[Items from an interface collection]

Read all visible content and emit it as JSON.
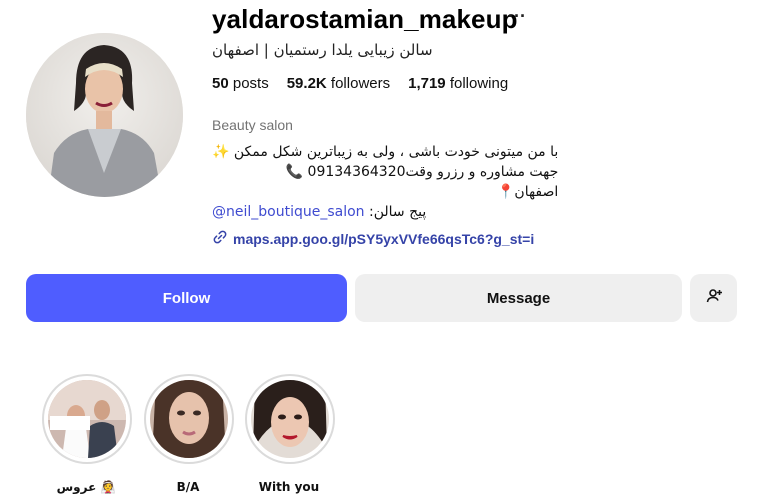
{
  "profile": {
    "username": "yaldarostamian_makeup",
    "more_icon": "···",
    "full_name": "سالن زیبایی یلدا رستمیان | اصفهان",
    "stats": {
      "posts_value": "50",
      "posts_label": "posts",
      "followers_value": "59.2K",
      "followers_label": "followers",
      "following_value": "1,719",
      "following_label": "following"
    },
    "category": "Beauty salon",
    "bio": {
      "line1": "با من میتونی خودت باشی ، ولی به زیباترین شکل ممکن ✨",
      "line2": "جهت مشاوره و رزرو وقت09134364320 📞",
      "line3": "اصفهان📍",
      "line4_prefix": "پیج سالن: ",
      "line4_mention": "@neil_boutique_salon"
    },
    "link": "maps.app.goo.gl/pSY5yxVVfe66qsTc6?g_st=i"
  },
  "actions": {
    "follow_label": "Follow",
    "message_label": "Message"
  },
  "highlights": [
    {
      "label": "عروس 👰"
    },
    {
      "label": "B/A"
    },
    {
      "label": "With you"
    }
  ],
  "icons": {
    "link": "link-icon",
    "add_user": "add-user-icon",
    "more": "more-options-icon"
  },
  "colors": {
    "follow_button": "#4f5dff",
    "secondary_button": "#efefef",
    "link": "#3543a8",
    "category": "#737373"
  }
}
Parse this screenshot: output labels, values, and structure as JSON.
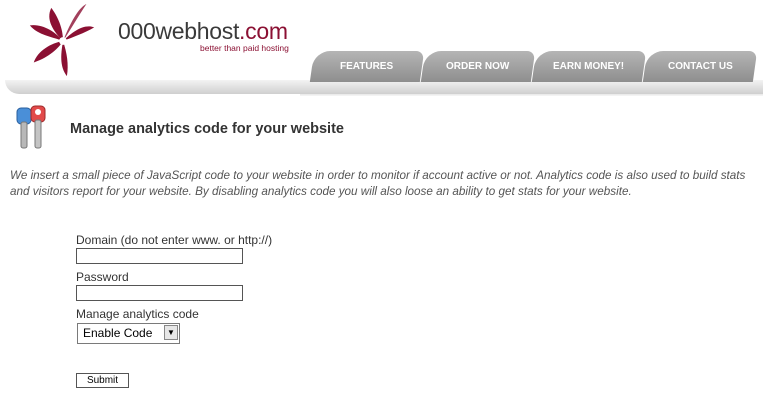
{
  "header": {
    "brand": "000webhost",
    "brand_tld": ".com",
    "tagline": "better than paid hosting",
    "nav": [
      {
        "label": "FEATURES"
      },
      {
        "label": "ORDER NOW"
      },
      {
        "label": "EARN MONEY!"
      },
      {
        "label": "CONTACT US"
      }
    ]
  },
  "main": {
    "title": "Manage analytics code for your website",
    "intro": "We insert a small piece of JavaScript code to your website in order to monitor if account active or not. Analytics code is also used to build stats and visitors report for your website. By disabling analytics code you will also loose an ability to get stats for your website."
  },
  "form": {
    "domain_label": "Domain (do not enter www. or http://)",
    "domain_value": "",
    "password_label": "Password",
    "password_value": "",
    "analytics_label": "Manage analytics code",
    "analytics_selected": "Enable Code",
    "submit_label": "Submit"
  },
  "colors": {
    "brand_accent": "#8b1033",
    "tab_gray": "#9e9e9e",
    "intro_text": "#555555"
  },
  "icons": {
    "logo": "swirl-logo-icon",
    "title": "keys-icon",
    "dropdown": "chevron-down-icon"
  }
}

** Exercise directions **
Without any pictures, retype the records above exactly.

** Exercise answer **
Read all visible content and emit it as JSON.
{
  "profile": {
    "username": "yaldarostamian_makeup",
    "more_icon": "···",
    "full_name": "سالن زیبایی یلدا رستمیان | اصفهان",
    "stats": {
      "posts_value": "50",
      "posts_label": "posts",
      "followers_value": "59.2K",
      "followers_label": "followers",
      "following_value": "1,719",
      "following_label": "following"
    },
    "category": "Beauty salon",
    "bio": {
      "line1": "با من میتونی خودت باشی ، ولی به زیباترین شکل ممکن ✨",
      "line2": "جهت مشاوره و رزرو وقت09134364320 📞",
      "line3": "اصفهان📍",
      "line4_prefix": "پیج سالن: ",
      "line4_mention": "@neil_boutique_salon"
    },
    "link": "maps.app.goo.gl/pSY5yxVVfe66qsTc6?g_st=i"
  },
  "actions": {
    "follow_label": "Follow",
    "message_label": "Message"
  },
  "highlights": [
    {
      "label": "عروس 👰"
    },
    {
      "label": "B/A"
    },
    {
      "label": "With you"
    }
  ],
  "icons": {
    "link": "link-icon",
    "add_user": "add-user-icon",
    "more": "more-options-icon"
  },
  "colors": {
    "follow_button": "#4f5dff",
    "secondary_button": "#efefef",
    "link": "#3543a8",
    "category": "#737373"
  }
}
Parse this screenshot: output labels, values, and structure as JSON.
{
  "header": {
    "brand": "000webhost",
    "brand_tld": ".com",
    "tagline": "better than paid hosting",
    "nav": [
      {
        "label": "FEATURES"
      },
      {
        "label": "ORDER NOW"
      },
      {
        "label": "EARN MONEY!"
      },
      {
        "label": "CONTACT US"
      }
    ]
  },
  "main": {
    "title": "Manage analytics code for your website",
    "intro": "We insert a small piece of JavaScript code to your website in order to monitor if account active or not. Analytics code is also used to build stats and visitors report for your website. By disabling analytics code you will also loose an ability to get stats for your website."
  },
  "form": {
    "domain_label": "Domain (do not enter www. or http://)",
    "domain_value": "",
    "password_label": "Password",
    "password_value": "",
    "analytics_label": "Manage analytics code",
    "analytics_selected": "Enable Code",
    "submit_label": "Submit"
  },
  "colors": {
    "brand_accent": "#8b1033",
    "tab_gray": "#9e9e9e",
    "intro_text": "#555555"
  },
  "icons": {
    "logo": "swirl-logo-icon",
    "title": "keys-icon",
    "dropdown": "chevron-down-icon"
  }
}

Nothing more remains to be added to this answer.